|Died||11 May 1981 (aged 83)|
|Alma mater||University of Oslo|
|Awards||Nobel Prize in Chemistry (1969)|
|Institutions||University of Oslo |
University of Berlin
Hassel was born in Kristiania (now Oslo), Norway. His parents were Ernst Hassel (1848–1905), a gynaecologist, and Mathilde Klaveness (1860–1955). In 1915, he entered the University of Oslo where he studied mathematics, physics and chemistry, and graduated in 1920. Victor Goldschmidt was Hassel's tutor when he began studies in Oslo, while Heinrich Jacob Goldschmidt, Victor's father, was Hassel's thesis advisor. Father and son were important figures in Hassel's life and they remained friends. After taking a year off from studying, he went to Munich, Germany to work in the laboratory of Professor Kasimir Fajans.
His work there led to the detection of absorption indicators. After moving to Berlin, he worked at the Kaiser Wilhelm Institute, where he began to do research on X-ray crystallography. He furthered his research with a Rockefeller Fellowship, obtained with the help of Fritz Haber. In 1924, he obtained his PhD from Humboldt University of Berlin, before moving to his alma mater, the University of Oslo, where he worked from 1925 through 1964. He became a professor in 1934.
His work was interrupted in October, 1943 when he and other university staff members were arrested by the Nasjonal Samling and handed over to the occupation authorities. He spent time in several detention camps, until he was released in November, 1944.
Hassel originally focused on inorganic chemistry, but beginning in 1930 his work concentrated on problems connected with molecular structure, particularly the structure of cyclohexane and its derivatives. He introduced the Norwegian scientific community to the concepts of the electric dipole moments and electron diffraction. The work for which he is best known established the three-dimensionality of molecular geometry. He focused his research on ring-shaped carbon molecules, which he suspected filled three dimensions instead of two, the common belief of the time. By using the number of bonds between the carbon and hydrogen atoms, Hassel demonstrated the impossibility of the molecules existing on only one plane. This discovery led to him being awarded the Nobel Prize in Chemistry for 1969.

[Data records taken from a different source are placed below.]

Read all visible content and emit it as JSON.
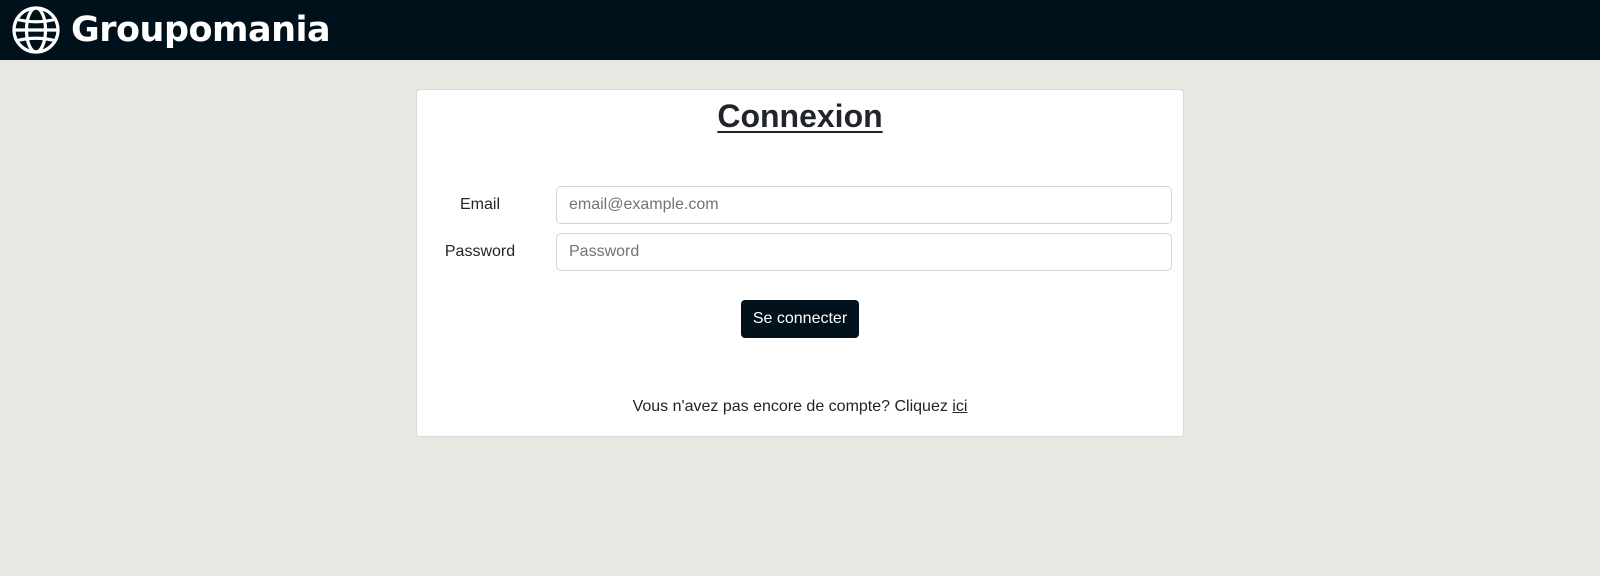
{
  "header": {
    "brand_name": "Groupomania",
    "brand_icon": "globe-icon",
    "background_color": "#00111c"
  },
  "login": {
    "title": "Connexion",
    "email": {
      "label": "Email",
      "placeholder": "email@example.com",
      "value": ""
    },
    "password": {
      "label": "Password",
      "placeholder": "Password",
      "value": ""
    },
    "submit_label": "Se connecter",
    "signup_prompt": "Vous n'avez pas encore de compte? Cliquez ",
    "signup_link": "ici"
  },
  "colors": {
    "page_background": "#e8e8e3",
    "button_background": "#00111c",
    "button_text": "#ffffff"
  }
}
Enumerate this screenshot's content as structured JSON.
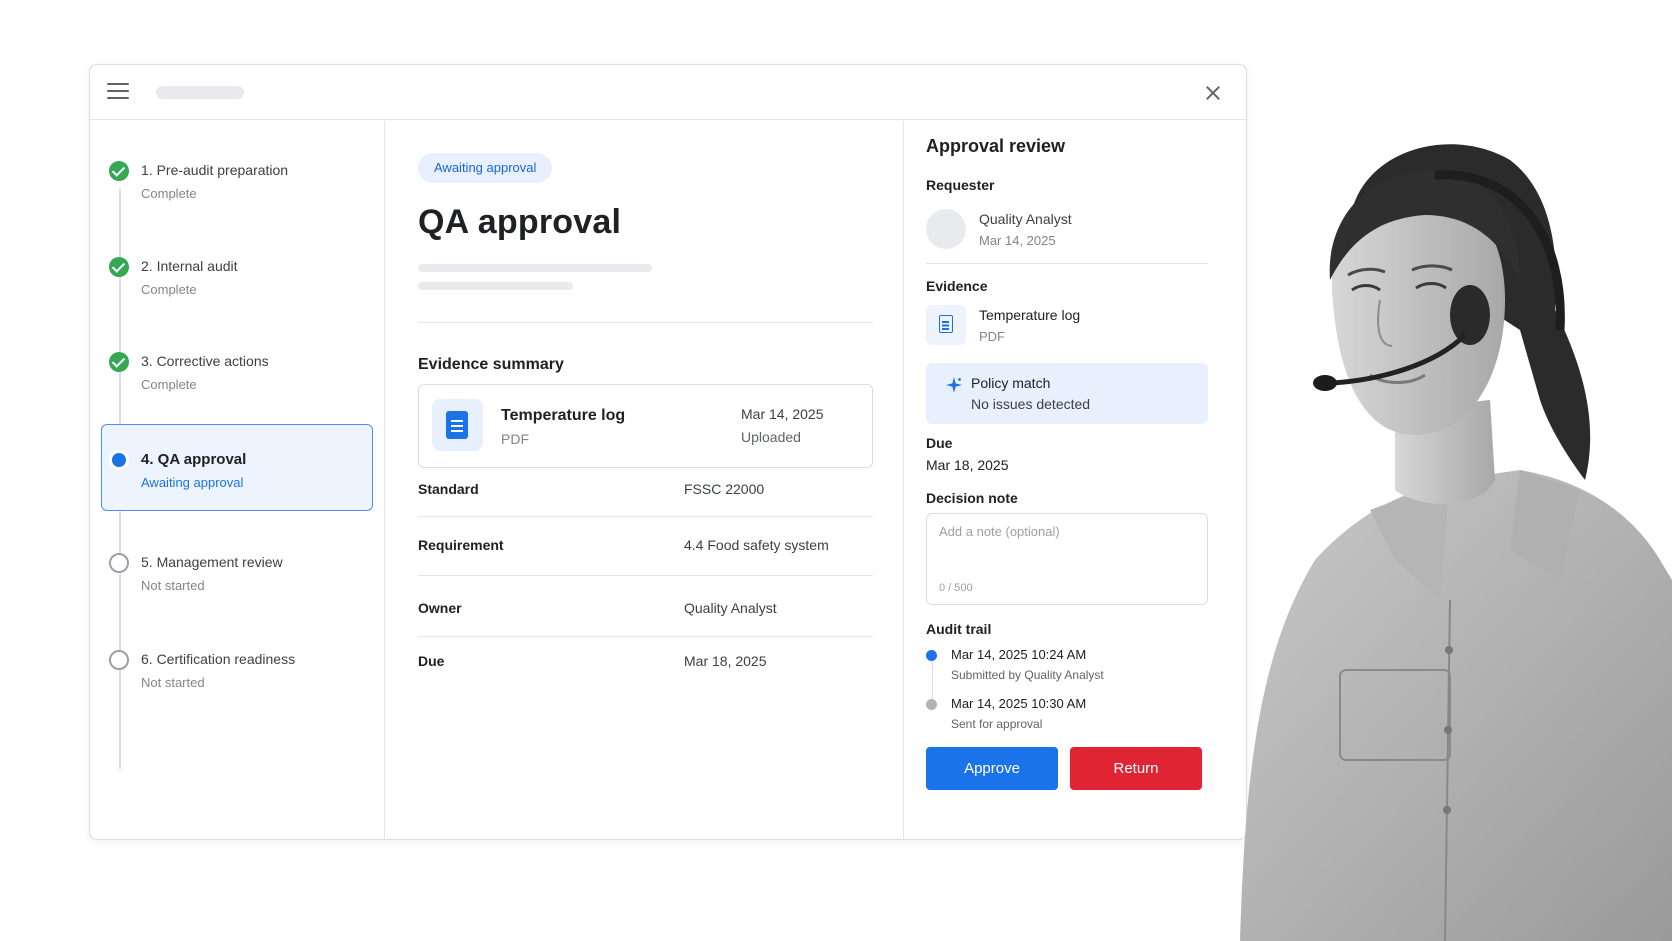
{
  "steps": [
    {
      "title": "1. Pre-audit preparation",
      "status": "Complete",
      "state": "done"
    },
    {
      "title": "2. Internal audit",
      "status": "Complete",
      "state": "done"
    },
    {
      "title": "3. Corrective actions",
      "status": "Complete",
      "state": "done"
    },
    {
      "title": "4. QA approval",
      "status": "Awaiting approval",
      "state": "current"
    },
    {
      "title": "5. Management review",
      "status": "Not started",
      "state": "todo"
    },
    {
      "title": "6. Certification readiness",
      "status": "Not started",
      "state": "todo"
    }
  ],
  "main": {
    "badge": "Awaiting approval",
    "title": "QA approval",
    "evidence_heading": "Evidence summary",
    "evidence": {
      "name": "Temperature log",
      "type": "PDF",
      "date": "Mar 14, 2025",
      "status": "Uploaded"
    },
    "details": [
      {
        "key": "Standard",
        "value": "FSSC 22000"
      },
      {
        "key": "Requirement",
        "value": "4.4 Food safety system"
      },
      {
        "key": "Owner",
        "value": "Quality Analyst"
      },
      {
        "key": "Due",
        "value": "Mar 18, 2025"
      }
    ]
  },
  "panel": {
    "title": "Approval review",
    "requester_label": "Requester",
    "requester_name": "Quality Analyst",
    "requester_date": "Mar 14, 2025",
    "evidence_label": "Evidence",
    "file_name": "Temperature log",
    "file_type": "PDF",
    "policy_title": "Policy match",
    "policy_sub": "No issues detected",
    "due_label": "Due",
    "due_value": "Mar 18, 2025",
    "note_label": "Decision note",
    "note_placeholder": "Add a note (optional)",
    "note_count": "0 / 500",
    "trail_label": "Audit trail",
    "trail": [
      {
        "time": "Mar 14, 2025  10:24 AM",
        "desc": "Submitted by Quality Analyst",
        "color": "#1a73e8"
      },
      {
        "time": "Mar 14, 2025  10:30 AM",
        "desc": "Sent for approval",
        "color": "#b0b3b8"
      }
    ],
    "approve_label": "Approve",
    "return_label": "Return"
  },
  "colors": {
    "accent": "#1a73e8",
    "success": "#34a853",
    "danger": "#e02433"
  }
}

He was an honorary Fellow of the Norwegian Chemical Society, Chemical Society of London, Norwegian Academy of Science and Letters, Royal Danish Academy of Sciences and Letters and Royal Swedish Academy of Sciences.